Addition of 2,5-dihydro-2,2-dimethyl-5,5-bis(propylthio)-1,3,4-oxadiazole in refluxing benzene and an aryl isocyanate releases the bis(propylthio)carbene in situ which then adds easily to the aryl isocyanate to yield a substituted isatin with the ketone functionality protected as a thioacetal (eq 4).7 Ring closure also occurred when the 2,5-dihydro-2,2-dimethyl-5,5-bis(propylthio)-1,3,4-oxadiazole carbene precursor was added to 1-naphthyl isocyanate in refluxing acetonitrile (eq 5).7 Formation of thioacetal protected isatin products are unique to the bis(propylthio)carbene as other nucleophilic carbenes added to aryl isocyanates afforded only modest yields of hydantoin products.8

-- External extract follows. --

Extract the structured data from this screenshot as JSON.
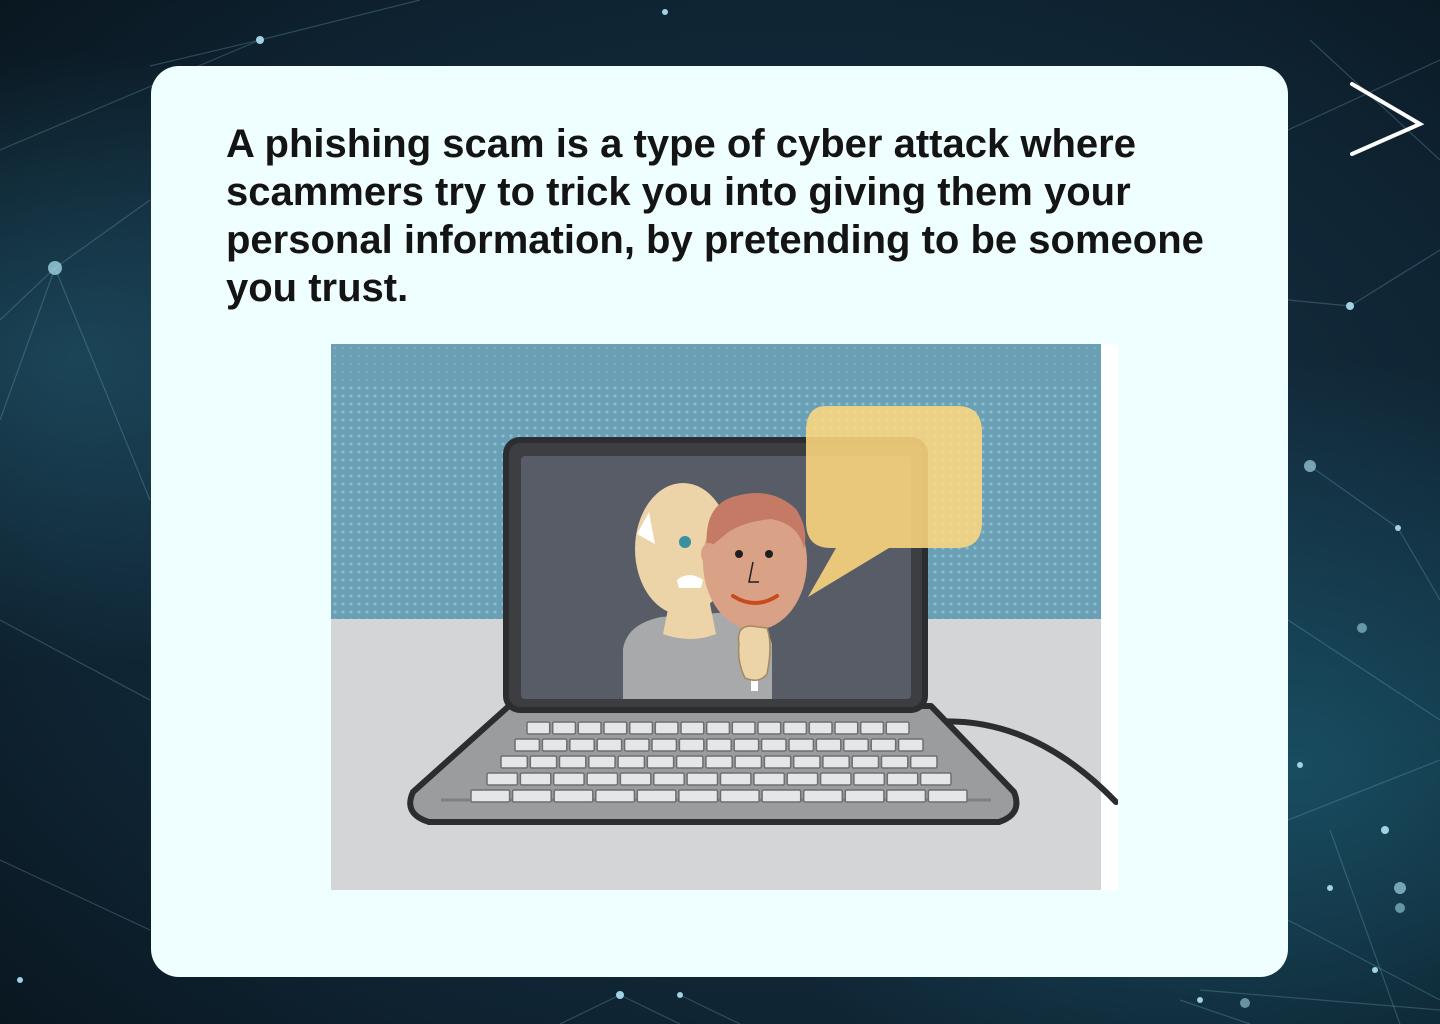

Upon thermolysis of 2,5-dihydro-2,2-dimethyl-5,5-bis(propylthio)-1,3,4-oxadiazole in refluxing benzene and in the absence of any electrophile, the resultant bis(propylthio)carbene will dimerize (eq 6).1 Since the reaction is highly exothermic, care must be taken in the execution of this reaction. Use of an explosion shield and slow addition of the carbene precursor are recommended.

Related Reagents.

dimethoxy carbene, cyclohexyl isocyanide.

1. Rigby, J. H.; Laurent, S., J. Org. Chem. 1999, 64, 1766.
2. Rigby, J. H.; Laurent, S.; Dong, W.; Danca, M. D., Tetrahedron 2000, 56, 10101.
3. Rigby, J. H.; Dong, W., Org. Lett. 2000, 2, 1673.
4. Rigby, J. H.; Deur, C.; Heeg, M. J., Tetrahedron Lett. 1999, 40, 6887.
5. (a) Rigby, J. H.; Qabar, M., J. Am. Chem. Soc. 1991, 113, 8975. (b) Rigby, JH.; Qabar, M.; Ahmed, G.; Hughes, R. C., Tetrahedron 1993, 49, 10219.
6. Rigby, J. H.; Cavezza, A.; Heeg, M. J., J. Am. Chem. Soc. 1998, 120, 3664.
7. Rigby, J. H.; Danca, M. D., Tetrahedron Lett. 1999, 40, 6891.
8. (a) Hoffmann, R. W.; Steinbach, K.; Dittrich, B., Chem. Ber. 1973, 106, 2174. (b) Lemal, D. M.; Gosselink, E. P.; McGregor, S. D., J. Am. Chem. Soc. 1966, 88, 582. (c) El-Saidi, M.; Kassam, K.; Pole, DL.; Tadey, T.; Warkentin, J., J. Am. Chem. Soc. 1992, 114, 8751. (d) Hoffmann, RW.; Reiffen, M., Chem. Ber. 1976, 109, 2565.

Nancy A. Neale

Wayne State University, Detroit, MI, USA

Copyright 1995-2000 by John Wiley & Sons, Ltd. All rights reserved.